- Exercise material:
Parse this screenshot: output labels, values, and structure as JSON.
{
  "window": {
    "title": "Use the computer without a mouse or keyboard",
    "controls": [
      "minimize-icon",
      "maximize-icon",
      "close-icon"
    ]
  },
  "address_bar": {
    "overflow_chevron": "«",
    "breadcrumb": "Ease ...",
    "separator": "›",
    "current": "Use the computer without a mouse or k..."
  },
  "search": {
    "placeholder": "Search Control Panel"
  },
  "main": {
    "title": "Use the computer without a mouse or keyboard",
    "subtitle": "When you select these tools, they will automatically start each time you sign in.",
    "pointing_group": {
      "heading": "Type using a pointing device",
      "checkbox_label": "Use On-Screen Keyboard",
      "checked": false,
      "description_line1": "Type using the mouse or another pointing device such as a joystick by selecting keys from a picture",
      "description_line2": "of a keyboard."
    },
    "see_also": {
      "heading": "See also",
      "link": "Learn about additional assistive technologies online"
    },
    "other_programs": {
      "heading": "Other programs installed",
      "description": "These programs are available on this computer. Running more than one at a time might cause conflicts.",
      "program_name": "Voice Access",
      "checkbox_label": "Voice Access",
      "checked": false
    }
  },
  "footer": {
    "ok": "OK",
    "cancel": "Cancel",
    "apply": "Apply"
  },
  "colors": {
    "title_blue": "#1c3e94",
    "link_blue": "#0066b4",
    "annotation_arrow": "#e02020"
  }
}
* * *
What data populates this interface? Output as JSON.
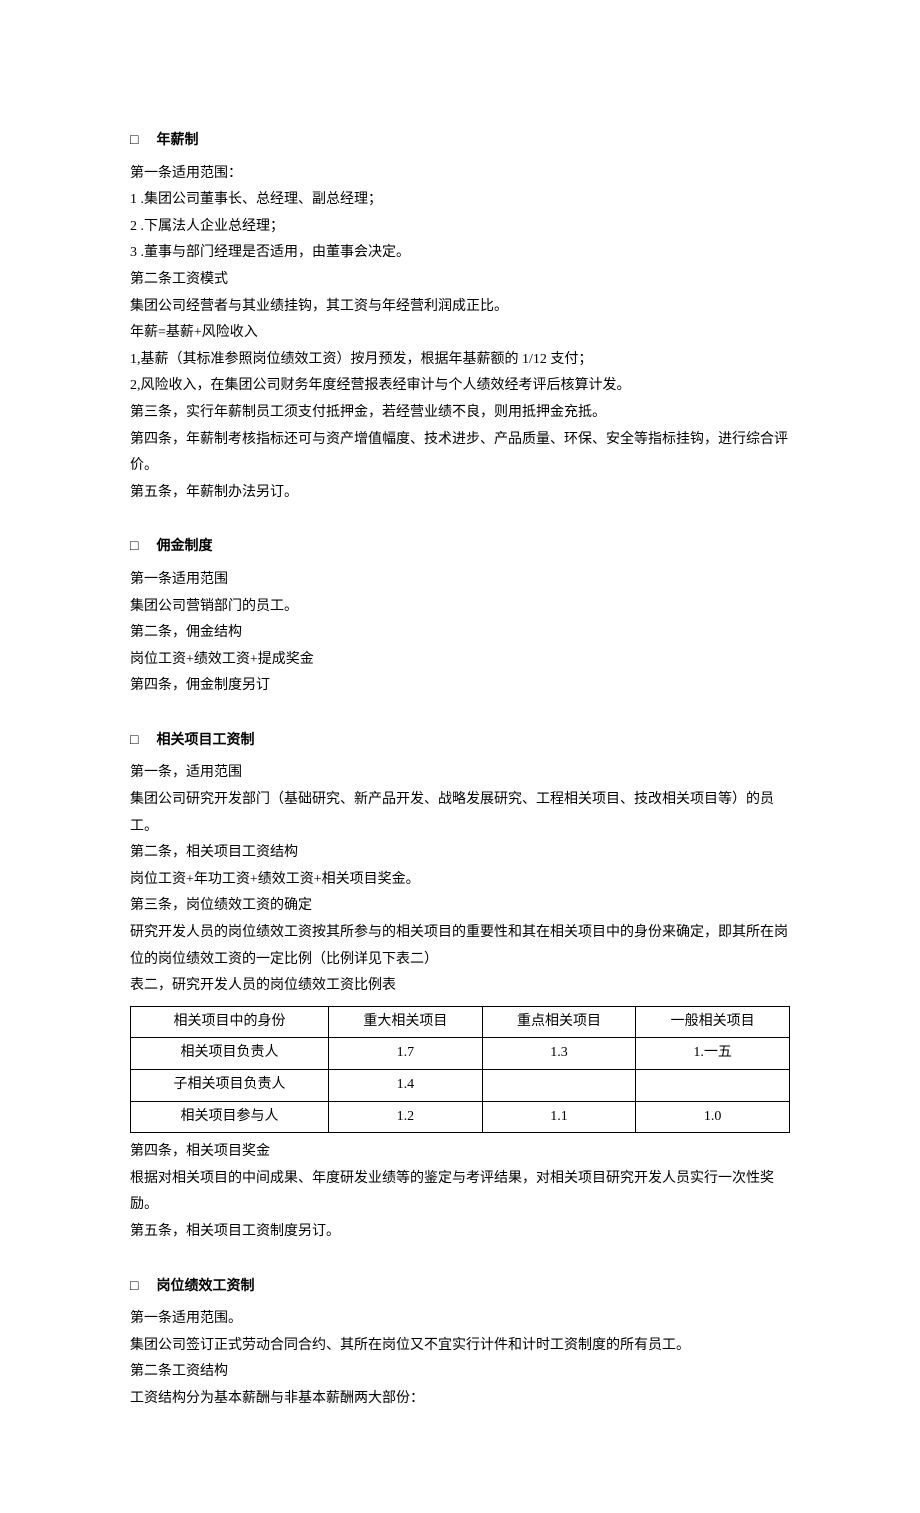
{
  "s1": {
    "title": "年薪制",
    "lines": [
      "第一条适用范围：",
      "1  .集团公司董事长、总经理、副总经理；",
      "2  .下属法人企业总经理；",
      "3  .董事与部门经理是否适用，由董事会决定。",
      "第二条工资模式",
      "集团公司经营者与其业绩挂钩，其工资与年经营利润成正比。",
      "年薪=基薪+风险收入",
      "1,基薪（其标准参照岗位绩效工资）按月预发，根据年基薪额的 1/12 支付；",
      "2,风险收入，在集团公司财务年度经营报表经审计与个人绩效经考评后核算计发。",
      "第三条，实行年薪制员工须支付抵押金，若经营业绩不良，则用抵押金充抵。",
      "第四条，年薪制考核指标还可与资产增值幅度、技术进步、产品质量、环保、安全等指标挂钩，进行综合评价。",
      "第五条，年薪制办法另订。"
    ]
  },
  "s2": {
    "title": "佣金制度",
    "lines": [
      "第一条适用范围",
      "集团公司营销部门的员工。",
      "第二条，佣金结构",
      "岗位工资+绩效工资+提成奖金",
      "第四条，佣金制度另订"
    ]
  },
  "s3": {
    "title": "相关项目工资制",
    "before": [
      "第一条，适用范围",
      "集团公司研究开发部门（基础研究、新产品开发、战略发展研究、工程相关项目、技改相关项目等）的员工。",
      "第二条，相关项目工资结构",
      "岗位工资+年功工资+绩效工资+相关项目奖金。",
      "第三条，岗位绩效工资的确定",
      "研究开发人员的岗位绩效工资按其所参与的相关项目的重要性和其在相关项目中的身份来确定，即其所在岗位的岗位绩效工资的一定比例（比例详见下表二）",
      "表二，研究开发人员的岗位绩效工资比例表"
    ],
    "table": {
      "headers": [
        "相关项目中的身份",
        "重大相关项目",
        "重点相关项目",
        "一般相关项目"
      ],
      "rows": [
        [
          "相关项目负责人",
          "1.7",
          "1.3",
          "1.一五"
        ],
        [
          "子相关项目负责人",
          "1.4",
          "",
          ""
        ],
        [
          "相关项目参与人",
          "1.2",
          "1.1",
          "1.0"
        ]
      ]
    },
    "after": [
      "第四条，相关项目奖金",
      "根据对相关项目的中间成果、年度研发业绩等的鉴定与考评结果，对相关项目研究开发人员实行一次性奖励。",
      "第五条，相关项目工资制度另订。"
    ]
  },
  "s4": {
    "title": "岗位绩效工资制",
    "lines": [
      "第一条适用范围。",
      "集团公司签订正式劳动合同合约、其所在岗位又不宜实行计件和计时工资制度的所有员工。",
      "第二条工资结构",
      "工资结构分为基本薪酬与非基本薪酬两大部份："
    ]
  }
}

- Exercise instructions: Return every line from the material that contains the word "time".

- Answer box:
    "subtitle": "When you select these tools, they will automatically start each time you sign in.",
      "description": "These programs are available on this computer. Running more than one at a time might cause conflicts.",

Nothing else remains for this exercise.